Georgie Frost is joined by financial heavy weights Lindsay Cook and Andy Webb. This week they take on the malfunctioning smart meters charging people as much as seven times their normal bill. Plus why insurance companies are getting the sucker punch this week and is it really a good idea to pay off your student debt?
Welcome to the This is Money Show on Share Radio. The UK parties are now getting into full election mode and already we’ve seen a range of policy suggestions, debates and u-turns appearing. From energy price caps to scrapping death duty hikes we’ll but looking at what all these could mean for the finances of voters. Also weighing in on the French election and GDP Georgie Frost is joined by Editor Simon Lambert and Personal Finance Editor Rachel Rickard Straus.
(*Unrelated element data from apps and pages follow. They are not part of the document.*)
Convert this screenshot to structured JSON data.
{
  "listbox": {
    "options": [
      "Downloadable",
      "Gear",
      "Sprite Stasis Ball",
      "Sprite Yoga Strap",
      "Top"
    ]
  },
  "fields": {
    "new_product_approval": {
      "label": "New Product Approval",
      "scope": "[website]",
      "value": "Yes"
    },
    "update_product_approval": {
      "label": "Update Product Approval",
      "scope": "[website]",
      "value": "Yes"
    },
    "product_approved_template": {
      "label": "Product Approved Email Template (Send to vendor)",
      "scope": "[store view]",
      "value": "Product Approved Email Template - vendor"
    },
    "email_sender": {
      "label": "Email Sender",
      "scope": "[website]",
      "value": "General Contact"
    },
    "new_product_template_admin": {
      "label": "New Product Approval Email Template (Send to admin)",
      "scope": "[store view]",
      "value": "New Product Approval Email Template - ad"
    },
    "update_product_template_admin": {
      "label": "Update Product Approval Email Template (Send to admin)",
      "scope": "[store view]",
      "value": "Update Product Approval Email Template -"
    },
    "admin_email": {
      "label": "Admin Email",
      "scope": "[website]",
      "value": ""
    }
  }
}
Plus it’s your final week to spend the old paper five pound note.
Welcome to the This is Money Show on Share Radio, brought to you in partnership with NS&I. After repeatedly ruling out a general election this week Theresa May made the shock announcement Britain would be heading to the polls, again. The election is set to be dominated by Brexit but there is certainly more at stake. To explain what the vote could mean for the pound in your pocket and what you should be looking for from your future MP Georgie Frost is joined by Editor Simon Lambert and Consumer Affairs Editor Lee Boyce. Plus it's not just politicians we're being encouraged to switch as we look at the benefits of shopping around for a better broadband and energy deal.
Three of Britain's biggest consumer groups Money Saving Expert, Which? and Citizens Advice wrote an open letter to the Prime Minister after she was was accused of "forgetting" about consumers in her Brexit negotiations. They want her to set up a cross-Government high-level working group focused solely on securing the best deal for customers.
So what will the triggering of Article 50 mean for us? And how will our exit from the EU impact the pound in our pockets? To find out more Georgie Frost was joined by Jasmine Birtles - financial and business commentator from Money Magpie .
In part two of our look at the zero emissions car industry Tom Hill looks at the challenges facing the industry and the options available to buyers. Could hydrogen provide the ideal solution? And what might transportation of the future actually resemble?
Tom Hill, Amanda Stretton, Amanda Lyne, Steve Nash
Could an eco-friendly loan from the US have global implications?
In "The Problem With PACE", a special report on Share Radio, Matt Cox investigates so-called PACE loans.
He speaks to those who've had first-hand experience of the loans; finding out where the product came from, how it hurt homeowners in California and other states, and why some believe that it could trigger a new subprime-style lending crisis.
Could an eco-friendly loan from California have global implications?
In the second part of Share Radio's Special Report into so-called PACE loans, Matt Cox investigates why some of those familiar with the product believe it's set to trigger a new subprime lending crisis.
Could a green energy loan in a few US states have global implications?
In a special report, Matt Cox investigates the worrying whispers surrounding "PACE" loans, the effect it's had on California, and why it matters to the wider world - even us Brits across the Atlantic.
Companies vying to build nuclear power stations in the UK have been told they must offer lower electricity prices than that approved for the Hinkley Point plant last year. Government officials have indicated that future projects will be expected to deliver a discount of at least 15-20% on the price of electricity from the £18bn Hinkley plant in Somerset - a settlement widely criticised for its high cost. To discuss this further, Dr Jenifer Baxter, Head of Energy and Environment at the Institution of Mechanical Engineers, joined Nigel Cassidy on Share Radio Breakfast.